START Data supplied

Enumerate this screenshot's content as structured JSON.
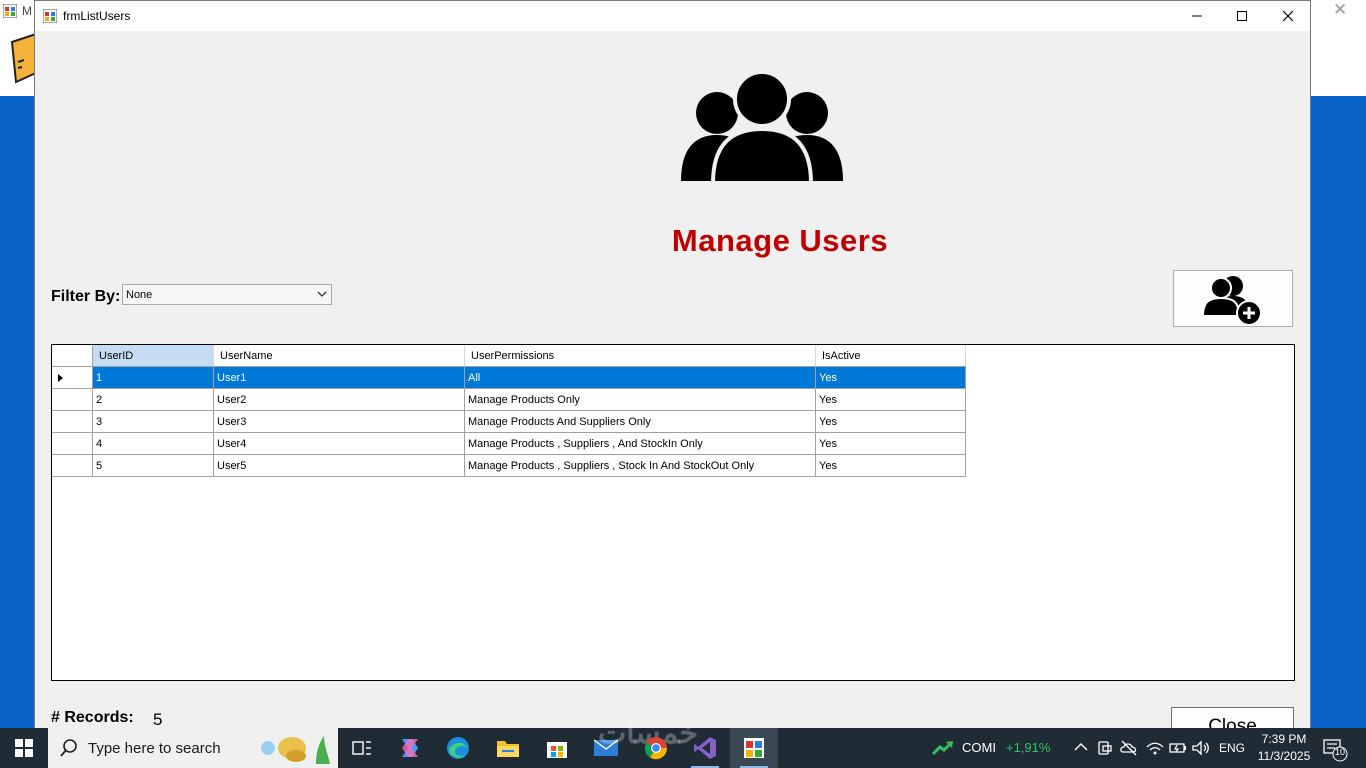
{
  "background_window": {
    "title_fragment": "M"
  },
  "form": {
    "title": "frmListUsers",
    "heading": "Manage Users",
    "filter_label": "Filter By:",
    "filter_value": "None",
    "records_label": "# Records:",
    "records_value": "5",
    "close_label": "Close"
  },
  "grid": {
    "columns": [
      "UserID",
      "UserName",
      "UserPermissions",
      "IsActive"
    ],
    "rows": [
      {
        "id": "1",
        "name": "User1",
        "permissions": "All",
        "active": "Yes"
      },
      {
        "id": "2",
        "name": "User2",
        "permissions": "Manage Products Only",
        "active": "Yes"
      },
      {
        "id": "3",
        "name": "User3",
        "permissions": "Manage Products And Suppliers Only",
        "active": "Yes"
      },
      {
        "id": "4",
        "name": "User4",
        "permissions": "Manage Products , Suppliers , And StockIn Only",
        "active": "Yes"
      },
      {
        "id": "5",
        "name": "User5",
        "permissions": "Manage Products , Suppliers , Stock In And StockOut Only",
        "active": "Yes"
      }
    ],
    "selected_row": 0
  },
  "taskbar": {
    "search_placeholder": "Type here to search",
    "stock_name": "COMI",
    "stock_change": "+1,91%",
    "language": "ENG",
    "time": "7:39 PM",
    "date": "11/3/2025",
    "notification_count": "10"
  },
  "colors": {
    "heading": "#c00000",
    "selection": "#0078d7",
    "header_selected": "#c5dcf2",
    "desktop": "#0a63c9",
    "stock_up": "#36c25e"
  }
}
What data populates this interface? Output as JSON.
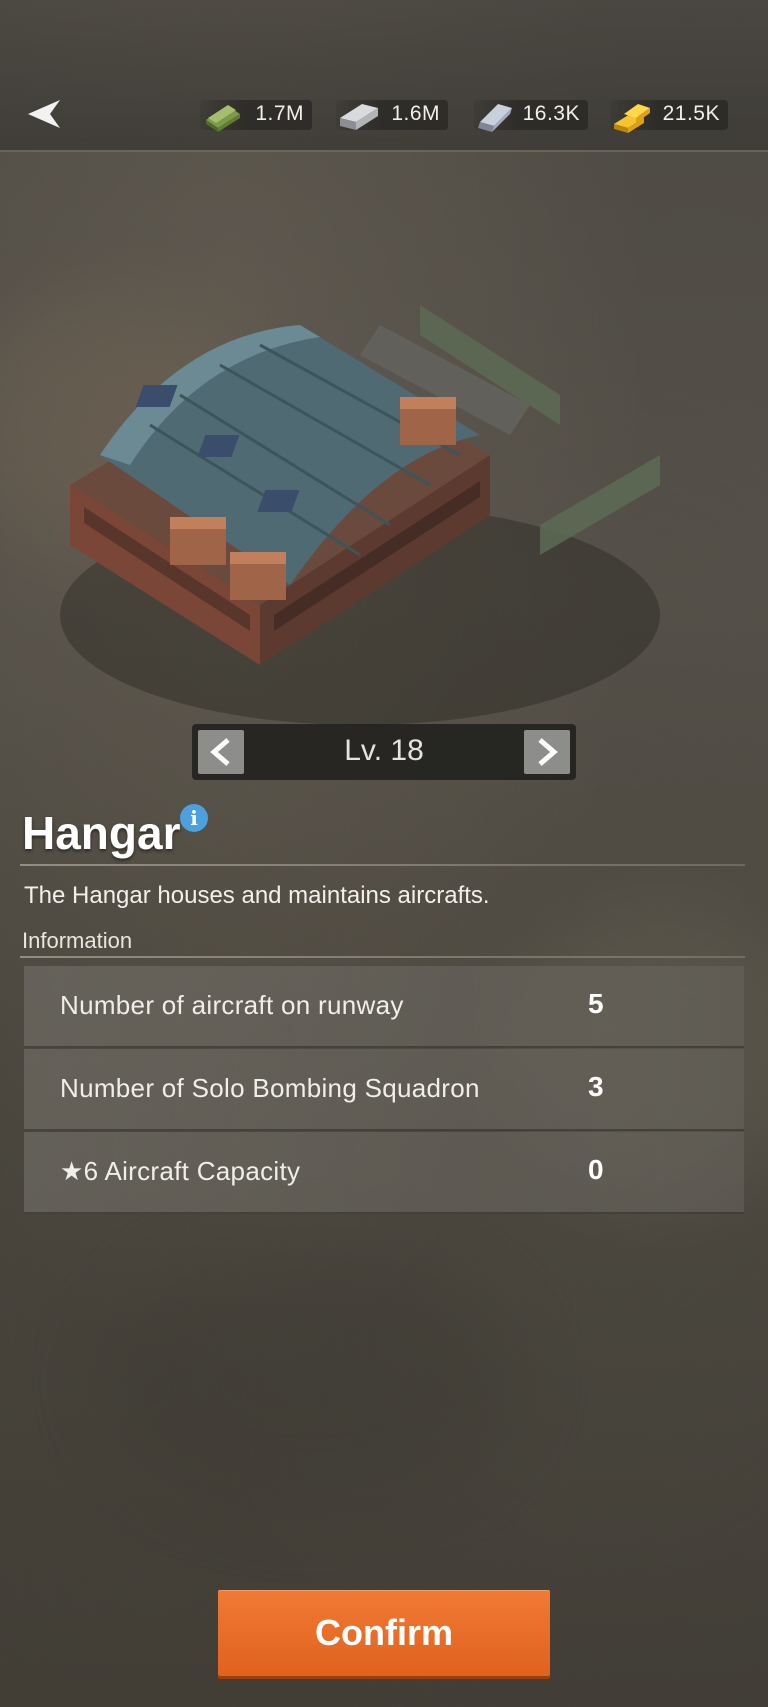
{
  "topbar": {
    "resources": [
      {
        "icon": "cash-bundle-icon",
        "value": "1.7M"
      },
      {
        "icon": "steel-ingot-icon",
        "value": "1.6M"
      },
      {
        "icon": "silver-ingot-icon",
        "value": "16.3K"
      },
      {
        "icon": "gold-bars-icon",
        "value": "21.5K"
      }
    ]
  },
  "building": {
    "level": "Lv. 18",
    "prev_label": "<",
    "next_label": ">"
  },
  "details": {
    "title": "Hangar",
    "info_glyph": "i",
    "description": "The Hangar houses and maintains aircrafts.",
    "section_label": "Information",
    "stats": [
      {
        "label": "Number of aircraft on runway",
        "value": "5"
      },
      {
        "label": "Number of Solo Bombing Squadron",
        "value": "3"
      },
      {
        "label": "★6 Aircraft Capacity",
        "value": "0"
      }
    ]
  },
  "actions": {
    "confirm_label": "Confirm"
  },
  "colors": {
    "confirm": "#e8692a",
    "info": "#4ba0dd"
  }
}
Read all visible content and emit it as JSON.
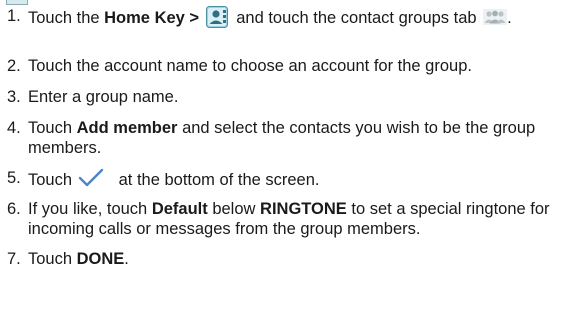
{
  "steps": [
    {
      "number": "1.",
      "parts": {
        "a": "Touch the ",
        "b": "Home Key > ",
        "c": " and touch the contact groups tab ",
        "d": "."
      }
    },
    {
      "number": "2.",
      "text": "Touch the account name to choose an account for the group."
    },
    {
      "number": "3.",
      "text": "Enter a group name."
    },
    {
      "number": "4.",
      "parts": {
        "a": "Touch ",
        "b": "Add member",
        "c": " and select the contacts you wish to be the group members."
      }
    },
    {
      "number": "5.",
      "parts": {
        "a": "Touch",
        "b": " at the bottom of the screen."
      }
    },
    {
      "number": "6.",
      "parts": {
        "a": "If you like, touch ",
        "b": "Default",
        "c": " below ",
        "d": "RINGTONE",
        "e": " to set a special ringtone for incoming calls or messages from the group members."
      }
    },
    {
      "number": "7.",
      "parts": {
        "a": "Touch ",
        "b": "DONE",
        "c": "."
      }
    }
  ],
  "icons": {
    "contacts_app": "contacts-app-icon",
    "contact_groups_tab": "contact-groups-tab-icon",
    "done_check": "checkmark-icon"
  },
  "colors": {
    "heading": "#e0007a",
    "text": "#1a1a1a",
    "check": "#4a86c8"
  }
}
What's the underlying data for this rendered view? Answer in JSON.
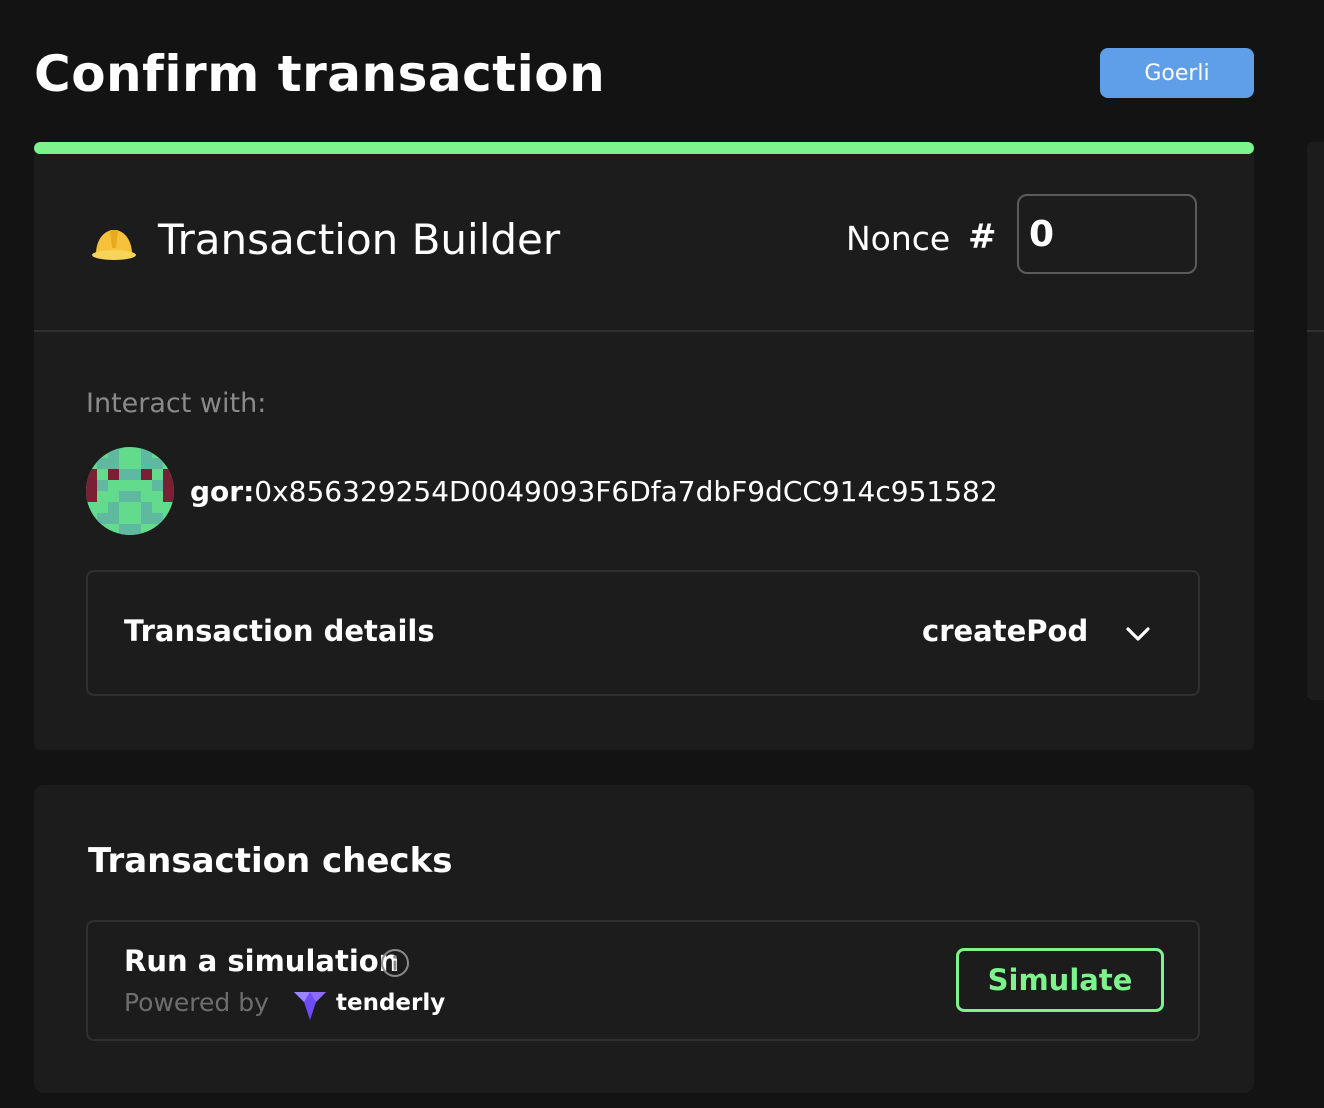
{
  "page": {
    "title": "Confirm transaction"
  },
  "network": {
    "label": "Goerli",
    "color": "#5f9ee8"
  },
  "progress": {
    "percent": 100,
    "color": "#7df38b"
  },
  "builder": {
    "app_name": "Transaction Builder",
    "app_icon": "hard-hat-icon",
    "nonce_label": "Nonce",
    "nonce_hash": "#",
    "nonce_value": "0",
    "interact_label": "Interact with:",
    "address_prefix": "gor:",
    "address": "0x856329254D0049093F6Dfa7dbF9dCC914c951582",
    "details_label": "Transaction details",
    "method": "createPod"
  },
  "checks": {
    "title": "Transaction checks",
    "simulation_label": "Run a simulation",
    "powered_by": "Powered by",
    "provider": "tenderly",
    "simulate_button": "Simulate",
    "accent": "#7df38b"
  }
}
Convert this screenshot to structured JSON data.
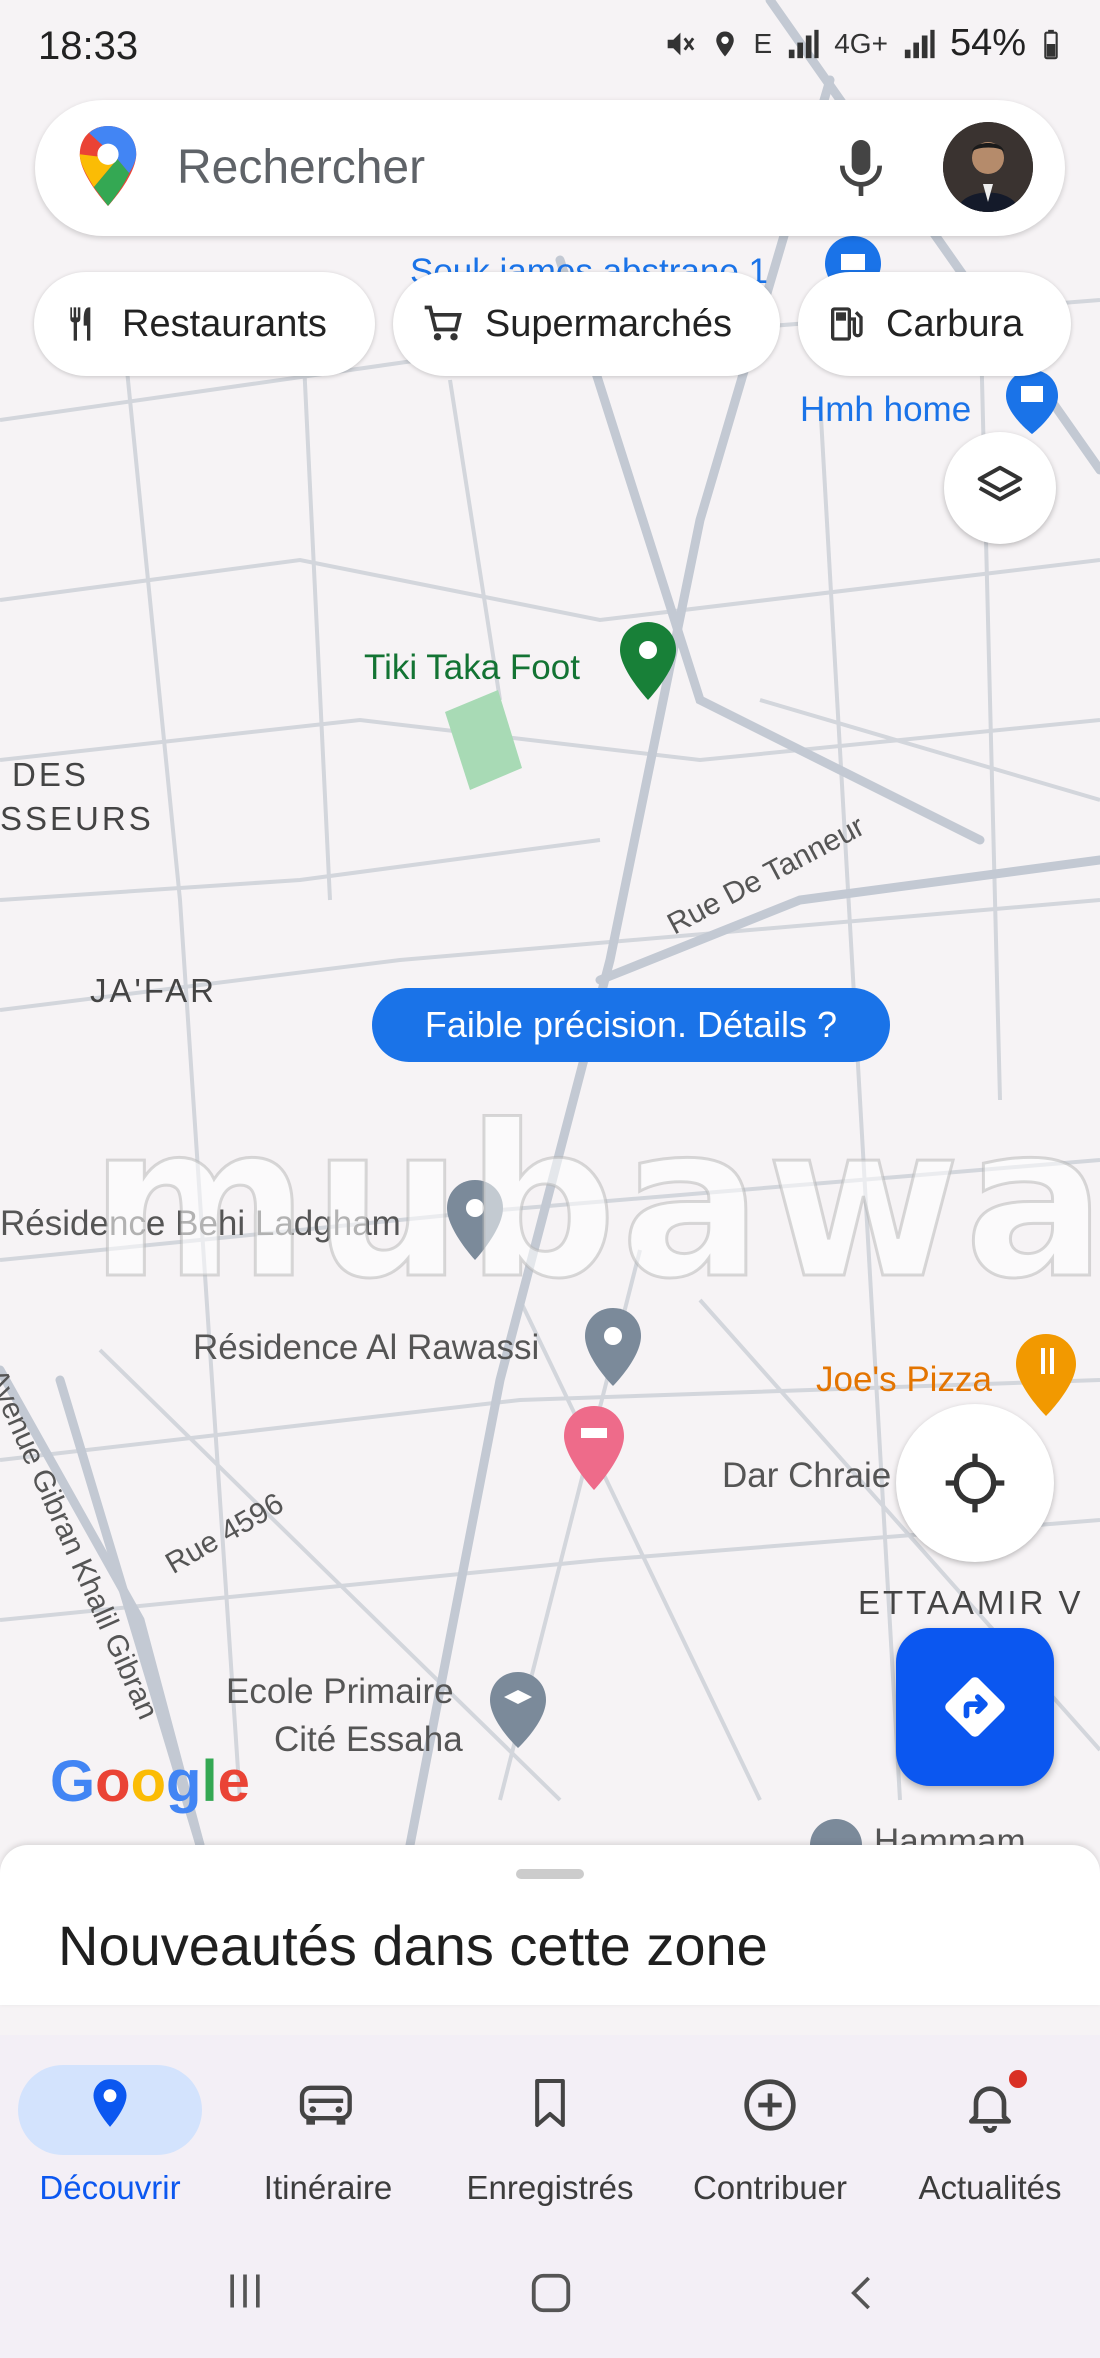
{
  "status_bar": {
    "time": "18:33",
    "signal_e": "E",
    "network_type": "4G+",
    "battery": "54%"
  },
  "search": {
    "placeholder": "Rechercher"
  },
  "chips": [
    {
      "label": "Restaurants",
      "icon": "restaurant-icon"
    },
    {
      "label": "Supermarchés",
      "icon": "cart-icon"
    },
    {
      "label": "Carbura",
      "icon": "fuel-icon"
    }
  ],
  "map_labels": {
    "top_cut": "Souk james abstrane 1",
    "hmh_home": "Hmh home",
    "tiki_taka": "Tiki Taka Foot",
    "des": "DES",
    "sseurs": "SSEURS",
    "jafar": "JA'FAR",
    "rue_tanneur": "Rue De Tanneur",
    "residence_behi": "Résidence Behi Ladgham",
    "residence_rawassi": "Résidence Al Rawassi",
    "joes_pizza": "Joe's Pizza",
    "dar_chraie": "Dar Chraie",
    "ettaamir": "ETTAAMIR V",
    "avenue_gibran": "Avenue Gibran Khalil Gibran",
    "rue_4596": "Rue 4596",
    "ecole_line1": "Ecole Primaire",
    "ecole_line2": "Cité Essaha",
    "hammam": "Hammam"
  },
  "accuracy_chip": "Faible précision. Détails ?",
  "watermark": "mubawab",
  "google_logo": "Google",
  "sheet": {
    "title": "Nouveautés dans cette zone"
  },
  "bottom_nav": [
    {
      "label": "Découvrir",
      "active": true
    },
    {
      "label": "Itinéraire",
      "active": false
    },
    {
      "label": "Enregistrés",
      "active": false
    },
    {
      "label": "Contribuer",
      "active": false
    },
    {
      "label": "Actualités",
      "active": false,
      "badge": true
    }
  ],
  "colors": {
    "accent": "#0b57f0",
    "link": "#1a73e8",
    "park": "#a8dab5",
    "poi_green": "#188038",
    "poi_orange": "#f29900",
    "hotel_pink": "#ee6b8a",
    "badge_red": "#d93025"
  }
}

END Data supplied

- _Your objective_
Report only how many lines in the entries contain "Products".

- _Task solution_
4